Mass extinctions will open ecological niches, and environmental changes will create new ones. New creatures will evolve to fill them, guided by unforeseen selection pressures. What this new world will look like, exactly, is impossible to predict, and humans aren’t guaranteed to survive in it. (And that’s if civilization somehow manages to survive the climate disasters coming its way in the meantime, from superstorms to sea level rise to agriculture-destroying droughts).

Among the changes will be “simpler” rainforests lacking the capacity to host complex ecosystems (and thus thousands of different wildlife); acidic oceans dominated by crustaceans, jellyfish, and smaller fish species; and — to take a much longer view — the rapid evolution of surviving species (including humans) into something more adapted to warmer temperatures.

The article concludes with a bittersweet message: it might be too late for the current planet we know, but there is still a chance we can mitigate the impact of the transition and ensure  that this new Earth, whatever it will look like, is a bit better. The science and resources are there, but the public and political will remains sorely lacking. If it is still difficult to muster up action, is there any chance we will learn our lesson once the worst changes are visible?

The Case for Optimism on Climate Change

While climate change presents one of humanity’s greatest challenges, many scientists and policy advocates warn that framing the consequences in apocalyptic terms is both scientifically inaccurate and counterproductive. As Allison Schrager over at Quartz writes:

Considering what’s at stake, the extreme measures and playing up the stark predictions are understandable. But exaggerating the likelihood of extreme outcomes not only give deniers ammunition, it undermines convincing—even if not entirely certain—science. Gernot Wagner, the lead senior economist for the Environmental Defense Fund and research association at Harvard Kennedy School, told Quartz: “Even enviros get it wrong, they have a knee jerk reaction against anyone who questions the science.”

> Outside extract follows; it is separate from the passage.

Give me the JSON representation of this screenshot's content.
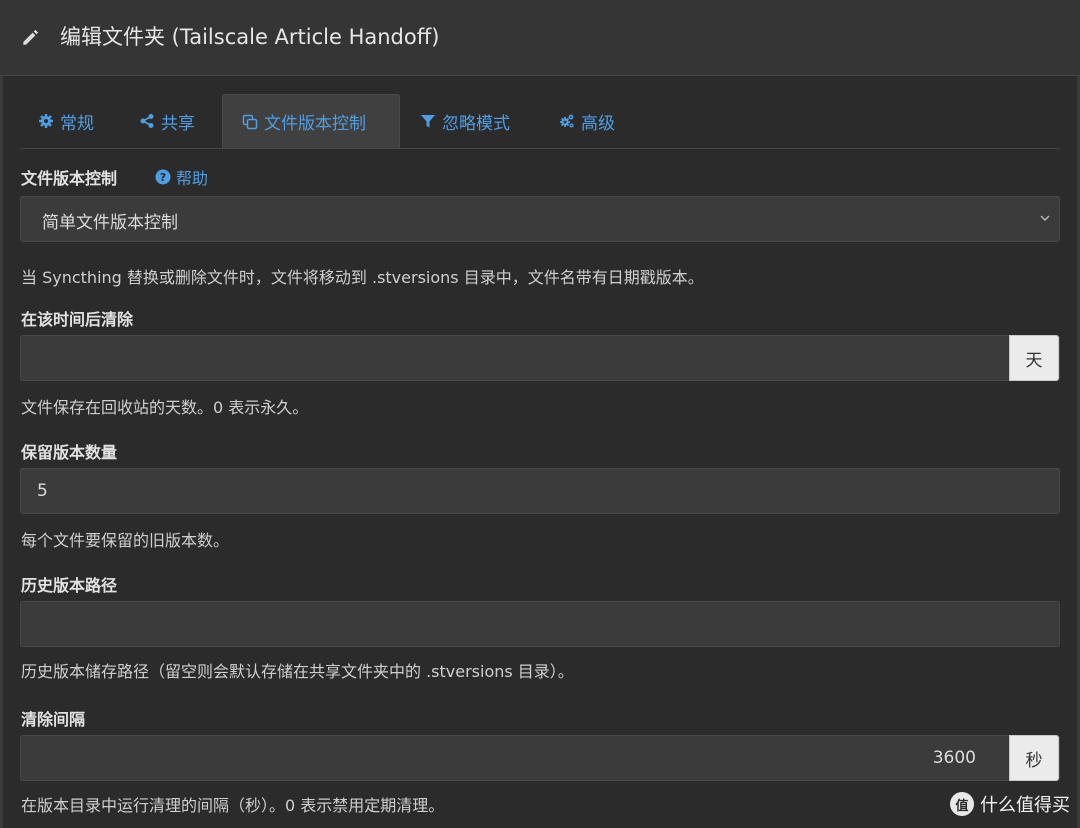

Wagner and Martin L. Weitzman co-authored the recent book Climate Shock: the economic consequences of a hotter planet, and they share my view that people can make good decisions when faced with an uncertain future. They use finance theory to argue the presence of risk is precisely why we need to limit carbon emissions sooner rather than later. In finance, risk poses a cost. You can pay to reduce it and often, the sooner you do, the cheaper it is to deal with the risk.

And the fact is, there still exists considerable uncertainty around the consequences of climate change. We know the planet is getting warmer. According to a report from the Intergovernmental Panel on Climate Change (IPCC), the last 30 years may be the warmest in the last 1,400 years in the Northern hemisphere—the globally averaged temperature increased 0.85°C from 1880 to 2012.

We also know that humans are largely to blame. But our precise share is hard to know. Some of the temperature increase is caused by man and some of it may be naturally occurring because global temperatures naturally vary. The evidence is very compelling that human activity is responsible for a large share of global warming. Since the industrial revolution, humans have burned lots of fossil fuels, which release carbon dioxide into the atmosphere. The fossil fuels have increased the atmospheric concentrations of CO2 to unprecedented levels, at least within the last 800,000 years. We’ve known since the 19th century that higher levels of CO2 increases the earth’s temperature. The fact that we put lots of CO2 into the atmosphere and temperatures have since increased makes a compelling case we’re largely at fault.

So there is no denying that humans have impacted the climate, and that the changes will be felt across ecosystems and societies (albeit to varying degrees). But the specific consequences span a continuum of possibilities, particularly into the longer term.  Continue reading